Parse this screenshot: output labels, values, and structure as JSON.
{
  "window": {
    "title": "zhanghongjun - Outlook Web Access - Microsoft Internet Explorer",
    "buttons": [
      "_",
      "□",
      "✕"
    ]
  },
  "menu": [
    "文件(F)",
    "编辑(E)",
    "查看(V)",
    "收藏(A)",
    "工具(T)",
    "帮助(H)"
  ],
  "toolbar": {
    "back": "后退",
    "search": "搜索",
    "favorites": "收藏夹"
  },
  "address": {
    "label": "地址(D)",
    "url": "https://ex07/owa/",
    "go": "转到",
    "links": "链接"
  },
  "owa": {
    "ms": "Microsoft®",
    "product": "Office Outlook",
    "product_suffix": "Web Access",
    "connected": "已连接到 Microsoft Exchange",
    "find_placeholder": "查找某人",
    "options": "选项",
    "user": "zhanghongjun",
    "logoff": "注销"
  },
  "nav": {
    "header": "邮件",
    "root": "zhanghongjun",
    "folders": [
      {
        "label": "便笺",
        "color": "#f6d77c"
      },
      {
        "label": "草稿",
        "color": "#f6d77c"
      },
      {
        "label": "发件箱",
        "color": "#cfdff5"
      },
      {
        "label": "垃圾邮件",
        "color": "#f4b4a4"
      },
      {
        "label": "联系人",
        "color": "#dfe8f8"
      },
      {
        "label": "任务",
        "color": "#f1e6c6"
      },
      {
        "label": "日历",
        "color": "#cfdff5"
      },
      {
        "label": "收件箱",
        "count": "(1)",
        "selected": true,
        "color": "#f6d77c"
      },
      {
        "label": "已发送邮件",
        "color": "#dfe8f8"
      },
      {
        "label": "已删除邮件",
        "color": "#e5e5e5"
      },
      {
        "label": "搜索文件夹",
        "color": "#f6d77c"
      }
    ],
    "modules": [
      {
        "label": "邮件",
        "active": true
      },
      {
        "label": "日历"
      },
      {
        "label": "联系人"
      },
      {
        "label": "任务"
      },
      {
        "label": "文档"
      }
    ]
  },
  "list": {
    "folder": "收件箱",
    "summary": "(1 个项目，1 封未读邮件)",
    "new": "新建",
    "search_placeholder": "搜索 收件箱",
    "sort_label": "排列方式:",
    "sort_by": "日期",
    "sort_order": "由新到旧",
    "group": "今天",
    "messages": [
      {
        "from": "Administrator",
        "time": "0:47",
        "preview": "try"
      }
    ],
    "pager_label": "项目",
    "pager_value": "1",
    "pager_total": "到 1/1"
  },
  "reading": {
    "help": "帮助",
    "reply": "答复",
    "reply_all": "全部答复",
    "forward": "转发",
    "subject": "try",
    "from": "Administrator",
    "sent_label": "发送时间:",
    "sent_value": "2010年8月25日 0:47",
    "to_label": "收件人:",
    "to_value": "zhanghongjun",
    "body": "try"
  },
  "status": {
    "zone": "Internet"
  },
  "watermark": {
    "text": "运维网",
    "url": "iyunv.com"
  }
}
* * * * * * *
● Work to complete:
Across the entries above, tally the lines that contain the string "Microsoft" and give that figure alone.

● Completed task:
3